Requirement: Within the data, how many lines hold the word "role"? Answer with nothing but the number.

Records from a dataset:
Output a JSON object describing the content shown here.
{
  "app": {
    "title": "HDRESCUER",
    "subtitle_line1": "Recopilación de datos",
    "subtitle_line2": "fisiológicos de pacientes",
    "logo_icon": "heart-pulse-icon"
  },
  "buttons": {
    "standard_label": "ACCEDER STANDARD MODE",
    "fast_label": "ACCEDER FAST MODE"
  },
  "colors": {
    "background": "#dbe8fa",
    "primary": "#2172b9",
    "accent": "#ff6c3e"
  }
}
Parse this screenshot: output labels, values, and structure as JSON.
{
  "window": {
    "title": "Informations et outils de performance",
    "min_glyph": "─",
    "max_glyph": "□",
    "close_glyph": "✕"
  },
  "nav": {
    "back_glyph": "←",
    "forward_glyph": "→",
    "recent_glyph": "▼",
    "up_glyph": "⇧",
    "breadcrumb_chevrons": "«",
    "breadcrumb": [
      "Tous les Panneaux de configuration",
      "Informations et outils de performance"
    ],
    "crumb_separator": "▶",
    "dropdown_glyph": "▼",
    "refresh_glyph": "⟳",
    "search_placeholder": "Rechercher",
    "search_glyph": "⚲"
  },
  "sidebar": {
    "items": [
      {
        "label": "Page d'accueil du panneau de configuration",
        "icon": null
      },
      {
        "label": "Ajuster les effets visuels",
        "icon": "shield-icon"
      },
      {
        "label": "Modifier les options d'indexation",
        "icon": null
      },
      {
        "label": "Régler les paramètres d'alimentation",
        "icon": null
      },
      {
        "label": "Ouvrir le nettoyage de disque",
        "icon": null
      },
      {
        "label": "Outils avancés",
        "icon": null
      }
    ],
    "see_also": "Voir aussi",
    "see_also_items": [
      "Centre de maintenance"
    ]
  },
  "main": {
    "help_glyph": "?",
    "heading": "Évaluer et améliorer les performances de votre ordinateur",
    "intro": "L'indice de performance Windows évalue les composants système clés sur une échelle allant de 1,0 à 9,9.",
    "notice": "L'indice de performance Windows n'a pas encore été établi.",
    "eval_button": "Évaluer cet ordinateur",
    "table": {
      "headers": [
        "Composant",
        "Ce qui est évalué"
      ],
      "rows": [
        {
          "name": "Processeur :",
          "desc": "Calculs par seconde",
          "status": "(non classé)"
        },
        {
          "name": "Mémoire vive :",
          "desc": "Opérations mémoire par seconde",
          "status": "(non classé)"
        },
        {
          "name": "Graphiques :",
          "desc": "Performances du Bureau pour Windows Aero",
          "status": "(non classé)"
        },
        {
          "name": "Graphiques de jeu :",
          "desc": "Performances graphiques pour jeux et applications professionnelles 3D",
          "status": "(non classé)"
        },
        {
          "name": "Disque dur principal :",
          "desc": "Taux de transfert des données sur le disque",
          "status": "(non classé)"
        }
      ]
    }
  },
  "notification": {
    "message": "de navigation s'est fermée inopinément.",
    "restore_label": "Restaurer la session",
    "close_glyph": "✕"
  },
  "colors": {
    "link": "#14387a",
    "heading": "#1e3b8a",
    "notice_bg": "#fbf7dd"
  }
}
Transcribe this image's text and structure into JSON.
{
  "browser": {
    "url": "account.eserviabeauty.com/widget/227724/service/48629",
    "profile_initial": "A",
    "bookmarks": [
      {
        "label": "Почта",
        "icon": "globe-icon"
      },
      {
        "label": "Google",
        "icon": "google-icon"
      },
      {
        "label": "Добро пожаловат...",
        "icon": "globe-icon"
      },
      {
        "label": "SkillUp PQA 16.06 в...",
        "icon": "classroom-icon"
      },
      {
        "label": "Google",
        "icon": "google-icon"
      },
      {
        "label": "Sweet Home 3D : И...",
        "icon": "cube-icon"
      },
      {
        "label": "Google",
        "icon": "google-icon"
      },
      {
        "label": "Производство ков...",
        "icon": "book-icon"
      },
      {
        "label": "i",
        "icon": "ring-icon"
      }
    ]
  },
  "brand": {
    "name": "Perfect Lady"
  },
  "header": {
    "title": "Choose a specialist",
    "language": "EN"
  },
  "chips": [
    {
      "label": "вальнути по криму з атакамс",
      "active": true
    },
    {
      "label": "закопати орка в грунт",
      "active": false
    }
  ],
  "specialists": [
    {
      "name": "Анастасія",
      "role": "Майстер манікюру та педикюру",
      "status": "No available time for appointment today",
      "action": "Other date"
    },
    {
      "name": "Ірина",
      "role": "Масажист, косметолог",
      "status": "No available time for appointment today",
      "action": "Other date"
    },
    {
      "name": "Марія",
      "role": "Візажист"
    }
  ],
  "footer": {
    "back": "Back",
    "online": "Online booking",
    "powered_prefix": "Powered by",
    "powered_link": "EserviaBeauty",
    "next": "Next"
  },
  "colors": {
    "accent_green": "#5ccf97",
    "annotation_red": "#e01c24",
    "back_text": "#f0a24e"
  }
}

Response box: 3